• How to complete this task
Every line of the data that contains the string "while" must be copied.

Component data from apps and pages
• • • •
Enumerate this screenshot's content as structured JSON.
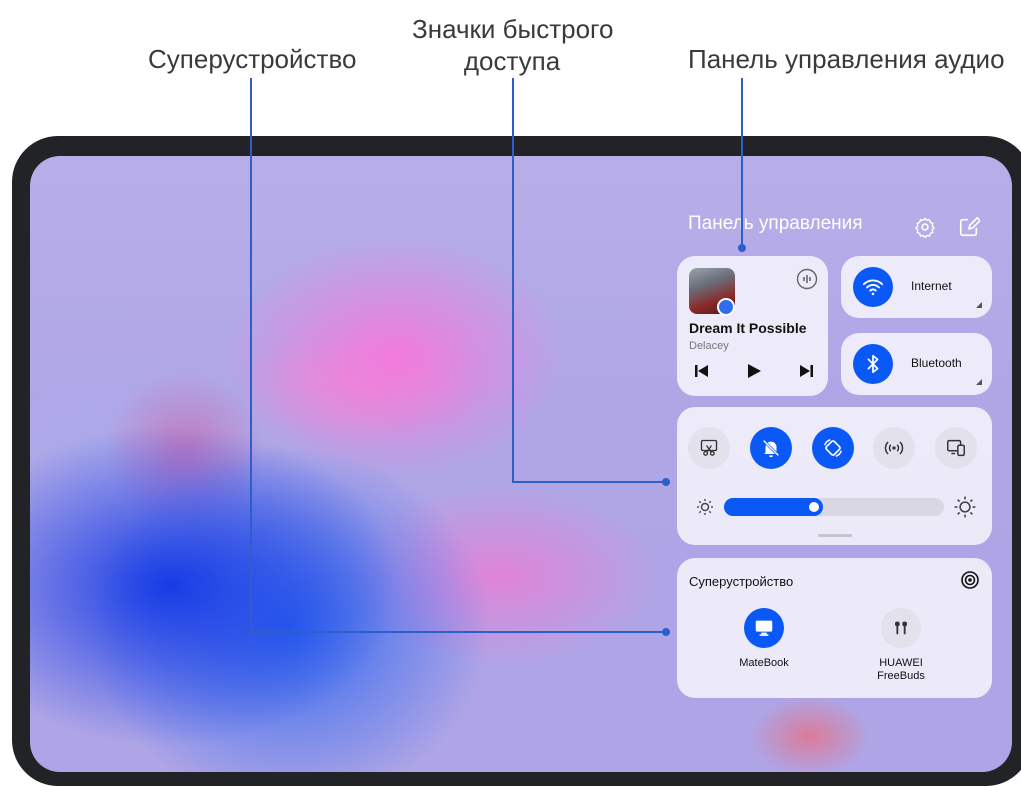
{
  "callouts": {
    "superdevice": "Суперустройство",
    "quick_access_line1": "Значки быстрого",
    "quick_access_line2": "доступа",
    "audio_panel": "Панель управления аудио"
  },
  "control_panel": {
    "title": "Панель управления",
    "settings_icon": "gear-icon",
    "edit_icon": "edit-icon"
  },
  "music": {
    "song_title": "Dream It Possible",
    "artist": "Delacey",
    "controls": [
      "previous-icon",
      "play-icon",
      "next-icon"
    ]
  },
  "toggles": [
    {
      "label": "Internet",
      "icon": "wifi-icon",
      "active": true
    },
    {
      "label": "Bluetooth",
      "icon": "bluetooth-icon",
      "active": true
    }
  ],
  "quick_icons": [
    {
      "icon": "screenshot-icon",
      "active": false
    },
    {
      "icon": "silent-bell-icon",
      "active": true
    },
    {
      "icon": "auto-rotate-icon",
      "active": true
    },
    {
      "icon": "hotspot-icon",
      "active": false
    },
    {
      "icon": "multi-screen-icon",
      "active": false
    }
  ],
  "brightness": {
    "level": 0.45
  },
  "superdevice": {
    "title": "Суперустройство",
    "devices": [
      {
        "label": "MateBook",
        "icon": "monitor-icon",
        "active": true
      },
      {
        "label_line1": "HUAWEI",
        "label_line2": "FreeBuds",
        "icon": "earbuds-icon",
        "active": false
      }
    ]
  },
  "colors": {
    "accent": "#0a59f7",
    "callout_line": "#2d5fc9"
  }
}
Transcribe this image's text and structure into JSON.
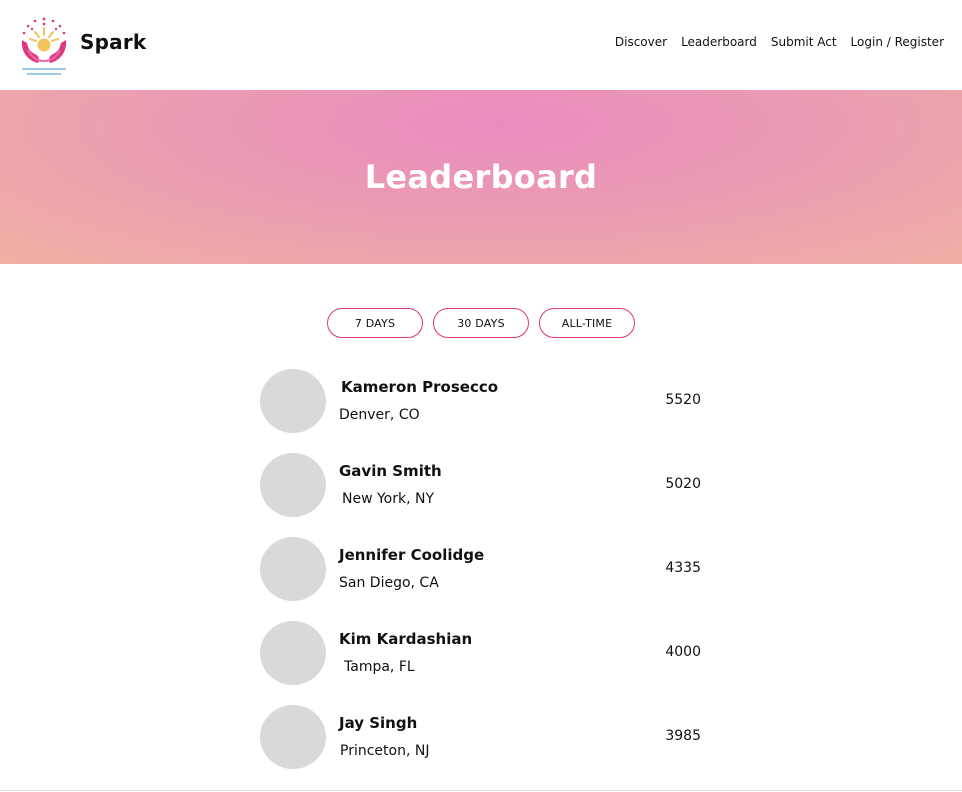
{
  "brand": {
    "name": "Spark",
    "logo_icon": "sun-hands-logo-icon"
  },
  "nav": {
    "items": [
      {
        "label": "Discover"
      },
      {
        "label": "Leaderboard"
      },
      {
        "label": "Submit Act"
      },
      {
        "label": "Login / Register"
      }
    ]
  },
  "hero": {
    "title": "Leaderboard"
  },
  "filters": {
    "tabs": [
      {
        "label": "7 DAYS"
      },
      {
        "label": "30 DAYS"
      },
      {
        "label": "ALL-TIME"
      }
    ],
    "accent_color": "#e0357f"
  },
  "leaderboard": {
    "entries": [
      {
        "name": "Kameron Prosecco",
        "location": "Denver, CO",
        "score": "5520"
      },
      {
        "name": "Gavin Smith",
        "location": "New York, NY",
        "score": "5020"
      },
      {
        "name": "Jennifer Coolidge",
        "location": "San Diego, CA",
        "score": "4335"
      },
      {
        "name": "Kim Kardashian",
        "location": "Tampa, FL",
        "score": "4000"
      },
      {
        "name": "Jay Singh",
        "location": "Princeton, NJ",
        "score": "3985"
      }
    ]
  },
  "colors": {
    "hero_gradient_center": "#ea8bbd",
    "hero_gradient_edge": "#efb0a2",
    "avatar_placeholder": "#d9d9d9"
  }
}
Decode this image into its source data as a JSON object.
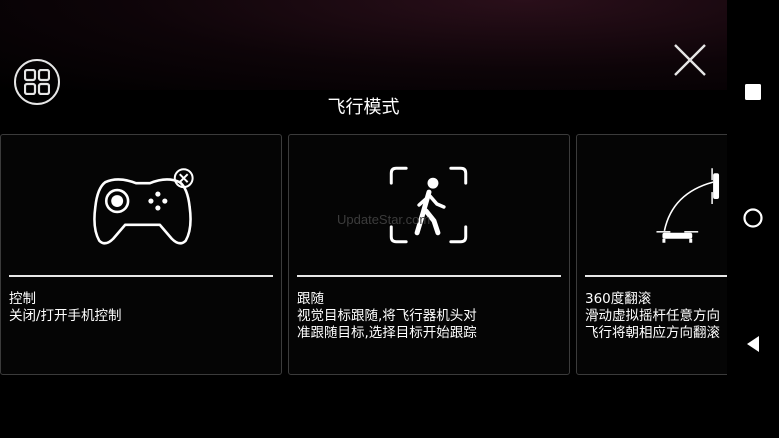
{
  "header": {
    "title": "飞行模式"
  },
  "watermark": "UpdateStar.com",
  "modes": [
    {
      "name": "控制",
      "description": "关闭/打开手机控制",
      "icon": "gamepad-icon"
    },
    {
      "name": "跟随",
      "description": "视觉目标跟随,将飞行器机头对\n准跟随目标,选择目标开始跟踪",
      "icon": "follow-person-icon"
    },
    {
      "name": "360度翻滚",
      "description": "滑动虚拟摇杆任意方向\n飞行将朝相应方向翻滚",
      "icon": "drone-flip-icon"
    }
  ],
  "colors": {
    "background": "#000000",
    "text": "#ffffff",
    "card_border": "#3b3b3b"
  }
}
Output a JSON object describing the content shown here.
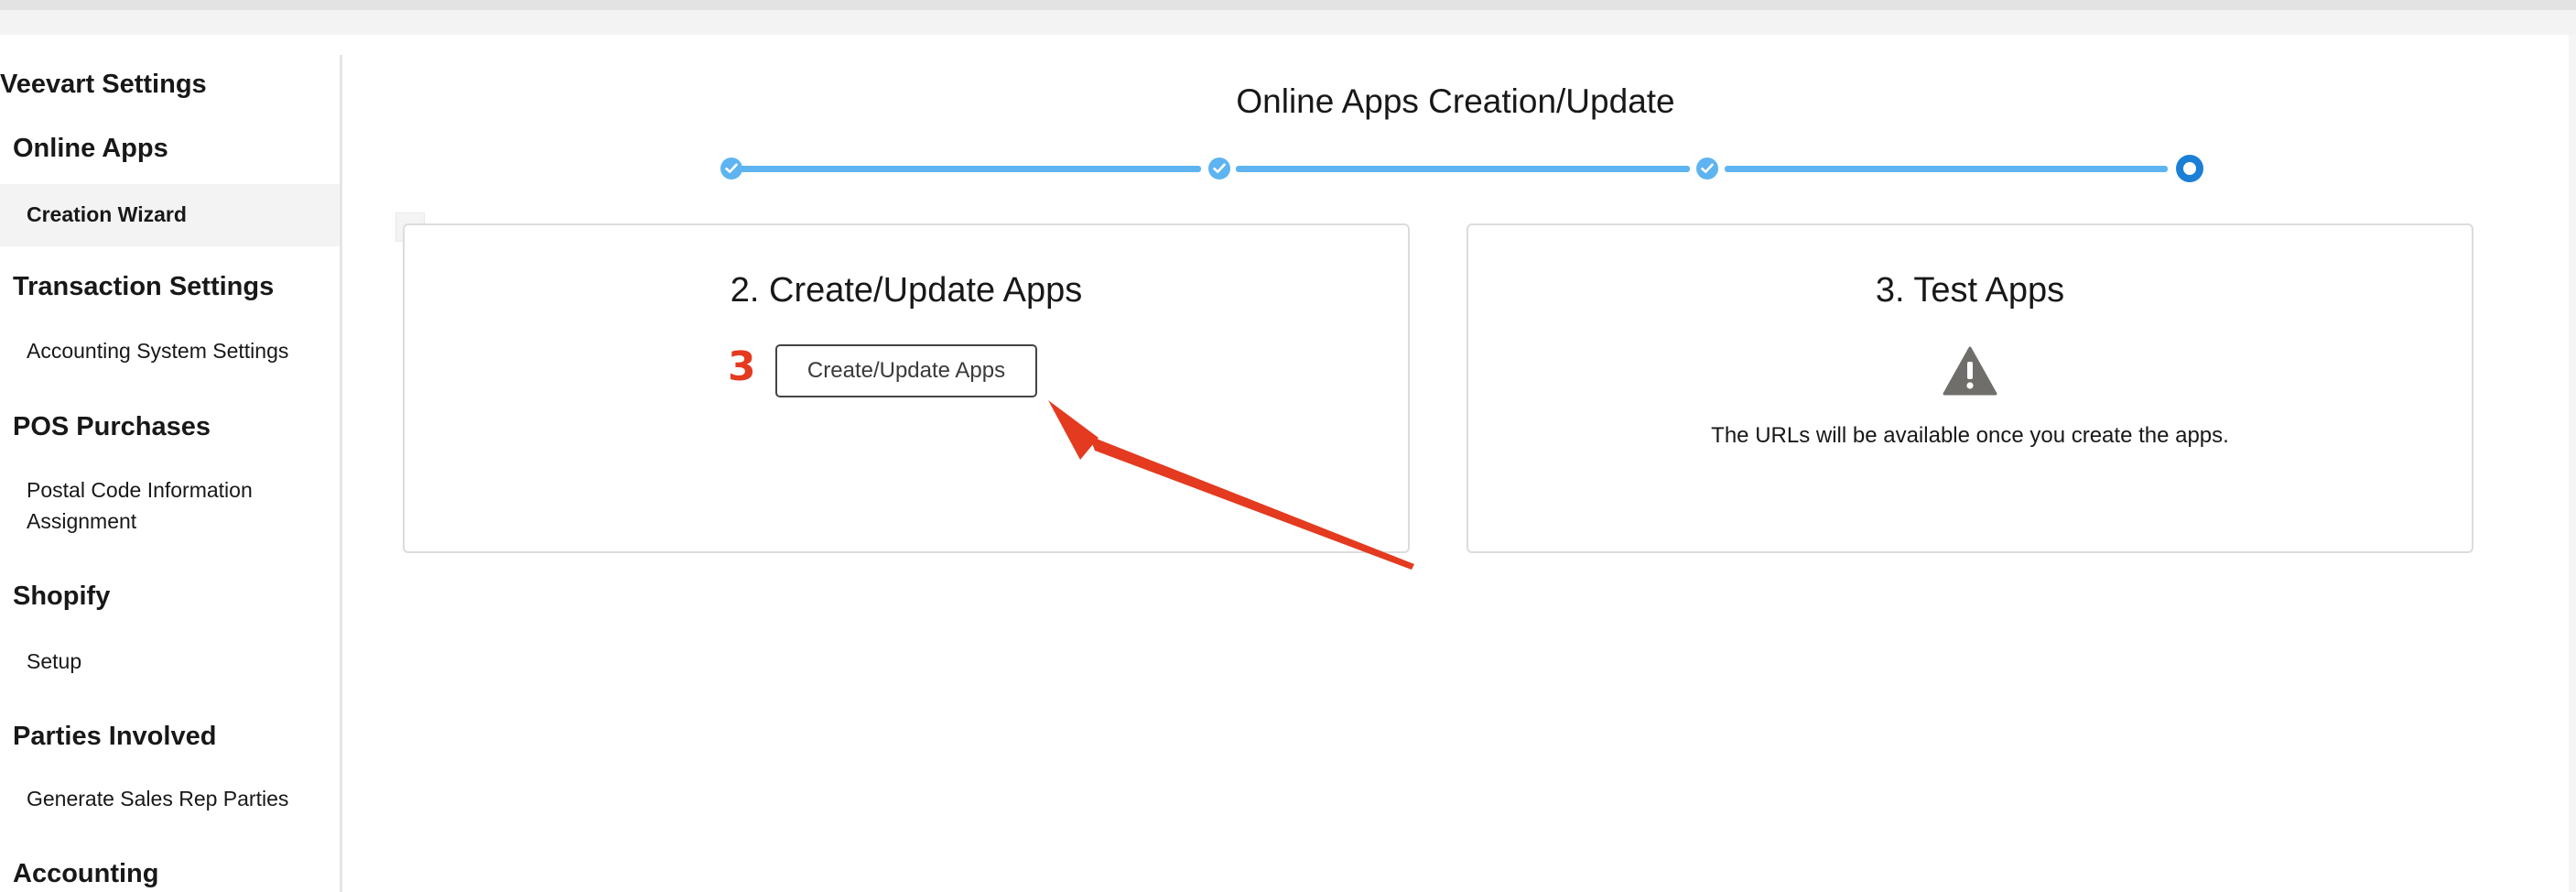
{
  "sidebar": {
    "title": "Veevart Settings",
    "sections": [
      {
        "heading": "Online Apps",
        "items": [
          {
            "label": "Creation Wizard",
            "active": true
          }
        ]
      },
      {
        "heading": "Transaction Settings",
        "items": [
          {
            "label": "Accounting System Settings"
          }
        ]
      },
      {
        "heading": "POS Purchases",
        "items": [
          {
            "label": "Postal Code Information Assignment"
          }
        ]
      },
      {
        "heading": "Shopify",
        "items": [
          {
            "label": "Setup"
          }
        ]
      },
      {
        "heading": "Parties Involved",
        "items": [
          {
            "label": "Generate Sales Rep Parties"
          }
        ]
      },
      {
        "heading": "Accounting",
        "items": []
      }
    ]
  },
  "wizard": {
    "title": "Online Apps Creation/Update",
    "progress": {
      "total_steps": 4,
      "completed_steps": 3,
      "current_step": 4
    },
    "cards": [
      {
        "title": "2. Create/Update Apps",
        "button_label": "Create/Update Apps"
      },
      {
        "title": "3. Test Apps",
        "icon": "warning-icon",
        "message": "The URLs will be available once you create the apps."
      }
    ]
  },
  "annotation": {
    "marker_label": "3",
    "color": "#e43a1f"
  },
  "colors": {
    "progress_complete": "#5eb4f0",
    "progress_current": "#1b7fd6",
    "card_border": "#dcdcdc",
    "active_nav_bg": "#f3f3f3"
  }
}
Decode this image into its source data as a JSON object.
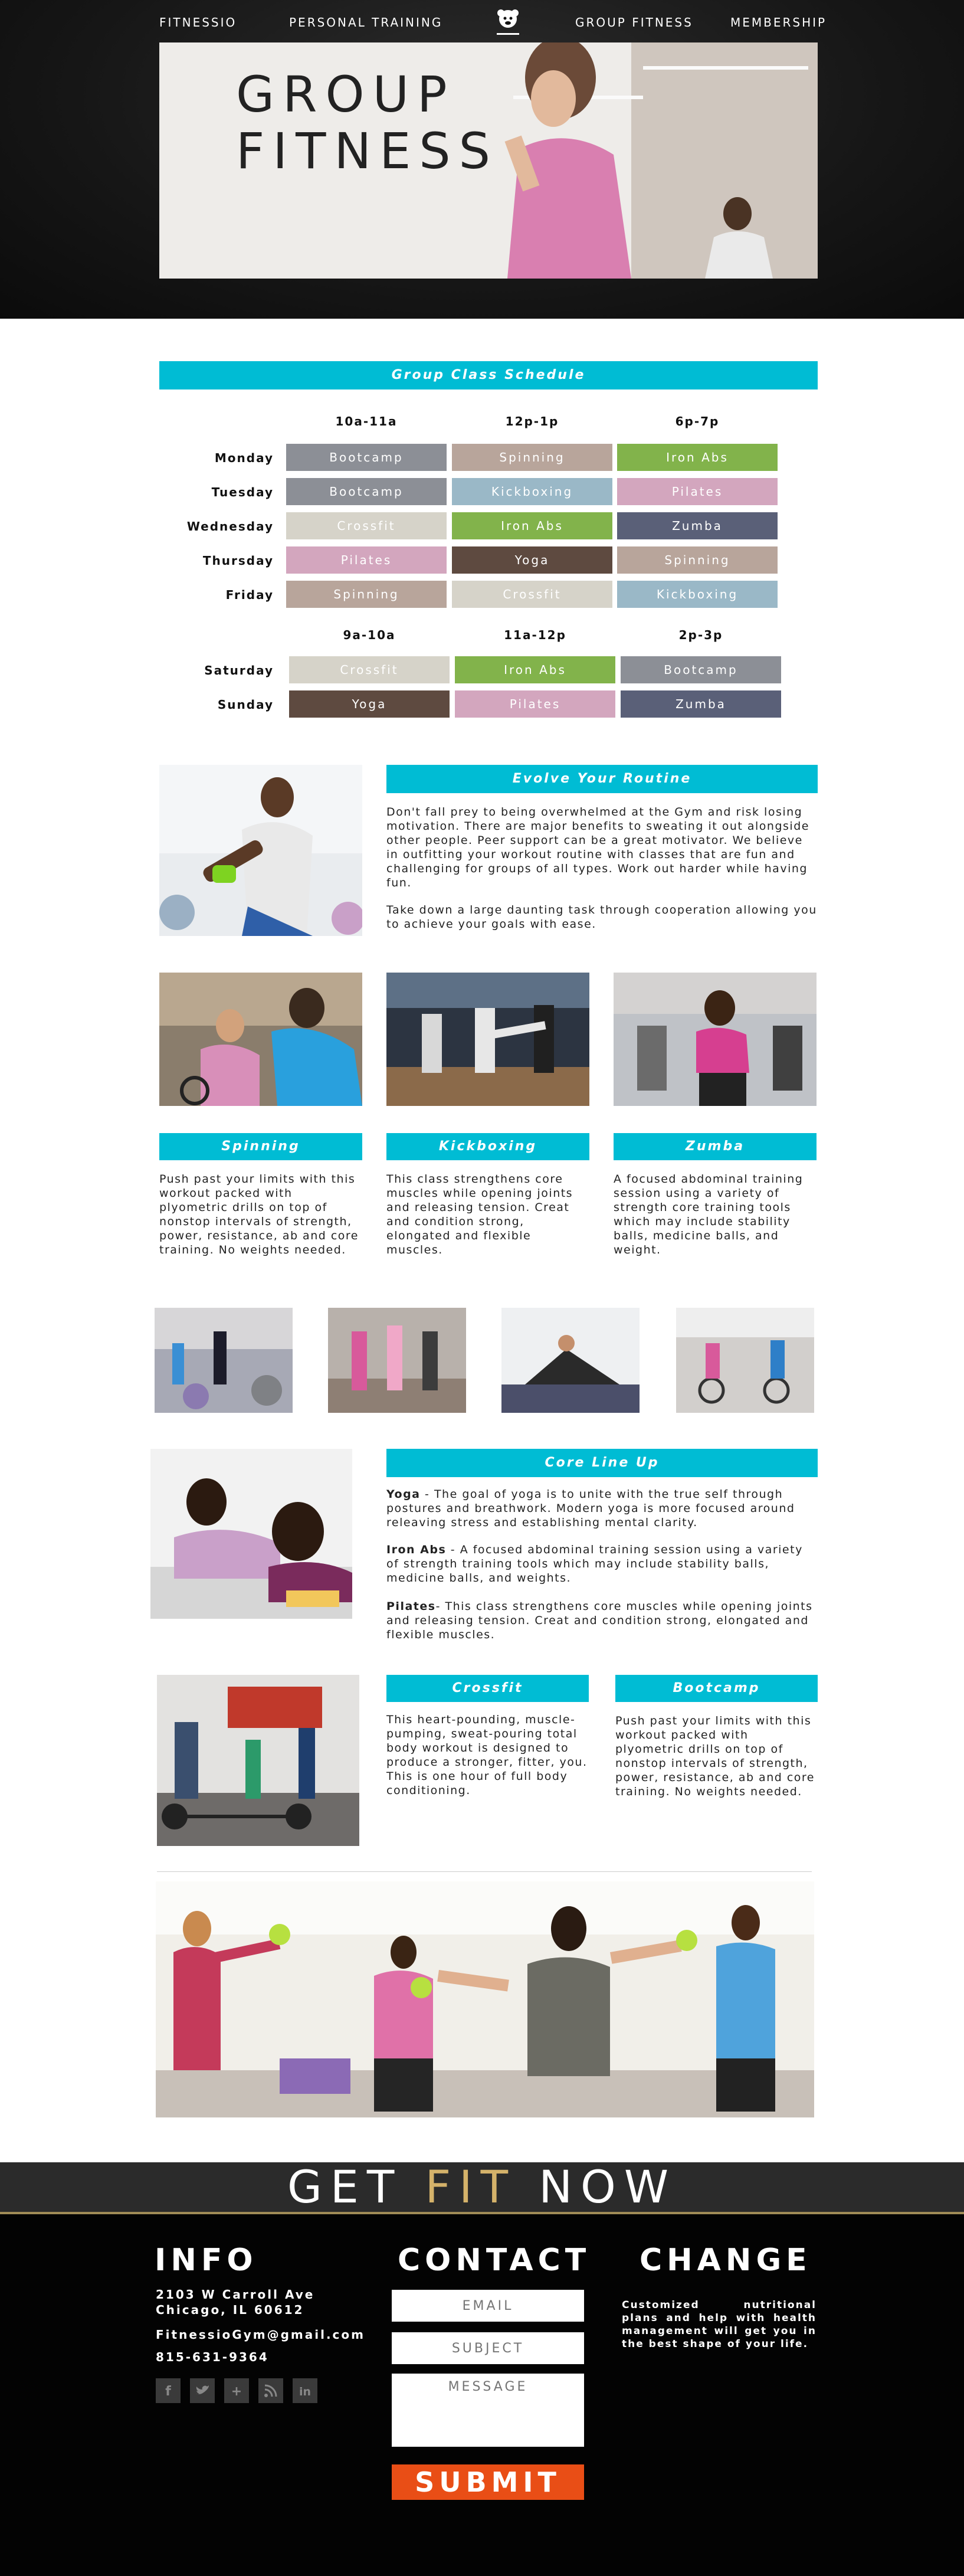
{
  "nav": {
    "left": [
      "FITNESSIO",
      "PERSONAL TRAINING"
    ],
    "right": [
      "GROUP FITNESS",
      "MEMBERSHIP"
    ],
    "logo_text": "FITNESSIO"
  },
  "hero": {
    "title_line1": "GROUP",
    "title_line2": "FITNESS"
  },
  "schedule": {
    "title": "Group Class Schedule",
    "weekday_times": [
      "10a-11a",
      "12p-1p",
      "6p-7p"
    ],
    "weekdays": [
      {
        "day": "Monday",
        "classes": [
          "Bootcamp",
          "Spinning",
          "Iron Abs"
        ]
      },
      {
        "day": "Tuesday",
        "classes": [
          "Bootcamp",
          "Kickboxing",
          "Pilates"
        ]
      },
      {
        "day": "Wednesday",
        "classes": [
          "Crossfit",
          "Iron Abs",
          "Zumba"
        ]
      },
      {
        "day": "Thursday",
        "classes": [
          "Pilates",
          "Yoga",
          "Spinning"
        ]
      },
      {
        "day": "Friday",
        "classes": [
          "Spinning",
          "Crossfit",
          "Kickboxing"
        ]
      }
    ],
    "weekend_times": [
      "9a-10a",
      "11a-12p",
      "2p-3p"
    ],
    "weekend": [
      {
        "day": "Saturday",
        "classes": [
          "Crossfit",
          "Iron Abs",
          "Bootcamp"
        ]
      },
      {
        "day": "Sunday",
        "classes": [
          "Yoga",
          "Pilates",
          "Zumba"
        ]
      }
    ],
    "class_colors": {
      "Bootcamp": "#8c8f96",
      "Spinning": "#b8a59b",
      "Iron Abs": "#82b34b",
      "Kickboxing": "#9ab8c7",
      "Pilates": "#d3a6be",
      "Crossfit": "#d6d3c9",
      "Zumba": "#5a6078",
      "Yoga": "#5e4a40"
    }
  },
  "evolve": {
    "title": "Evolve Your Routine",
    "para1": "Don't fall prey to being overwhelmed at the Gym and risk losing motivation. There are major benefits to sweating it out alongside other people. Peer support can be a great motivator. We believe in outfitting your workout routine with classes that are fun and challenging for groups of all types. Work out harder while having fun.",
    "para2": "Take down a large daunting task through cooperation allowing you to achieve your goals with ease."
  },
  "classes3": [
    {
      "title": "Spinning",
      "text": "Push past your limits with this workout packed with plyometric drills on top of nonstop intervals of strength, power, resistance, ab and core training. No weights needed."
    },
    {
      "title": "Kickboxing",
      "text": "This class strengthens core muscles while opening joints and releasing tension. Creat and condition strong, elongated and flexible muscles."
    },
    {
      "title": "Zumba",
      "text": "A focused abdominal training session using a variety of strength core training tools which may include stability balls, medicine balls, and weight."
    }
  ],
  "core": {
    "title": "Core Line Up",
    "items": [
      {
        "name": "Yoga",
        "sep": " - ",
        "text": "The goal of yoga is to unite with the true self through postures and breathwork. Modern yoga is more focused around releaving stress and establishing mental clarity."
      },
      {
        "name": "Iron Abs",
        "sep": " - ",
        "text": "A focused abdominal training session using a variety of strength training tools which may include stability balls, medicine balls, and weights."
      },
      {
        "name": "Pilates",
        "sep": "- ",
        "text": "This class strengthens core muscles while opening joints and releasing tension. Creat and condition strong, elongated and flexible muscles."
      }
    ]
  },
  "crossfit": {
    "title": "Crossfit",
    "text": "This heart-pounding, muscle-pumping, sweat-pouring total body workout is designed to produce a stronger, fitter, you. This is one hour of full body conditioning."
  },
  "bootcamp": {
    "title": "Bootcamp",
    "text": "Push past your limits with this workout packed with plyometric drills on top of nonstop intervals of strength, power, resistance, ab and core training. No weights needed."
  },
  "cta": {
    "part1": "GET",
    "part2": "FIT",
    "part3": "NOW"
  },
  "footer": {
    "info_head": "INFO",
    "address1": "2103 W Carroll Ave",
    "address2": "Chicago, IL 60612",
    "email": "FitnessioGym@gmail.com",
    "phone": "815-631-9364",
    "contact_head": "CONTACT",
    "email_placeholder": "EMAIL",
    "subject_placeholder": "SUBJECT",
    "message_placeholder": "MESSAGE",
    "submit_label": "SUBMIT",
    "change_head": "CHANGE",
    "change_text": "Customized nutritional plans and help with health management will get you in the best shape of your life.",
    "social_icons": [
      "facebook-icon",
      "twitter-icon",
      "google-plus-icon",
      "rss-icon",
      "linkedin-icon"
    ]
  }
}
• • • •
• Task answer
    "para1": "Don't fall prey to being overwhelmed at the Gym and risk losing motivation. There are major benefits to sweating it out alongside other people. Peer support can be a great motivator. We believe in outfitting your workout routine with classes that are fun and challenging for groups of all types. Work out harder while having fun.",
      "text": "This class strengthens core muscles while opening joints and releasing tension. Creat and condition strong, elongated and flexible muscles."
        "text": "This class strengthens core muscles while opening joints and releasing tension. Creat and condition strong, elongated and flexible muscles."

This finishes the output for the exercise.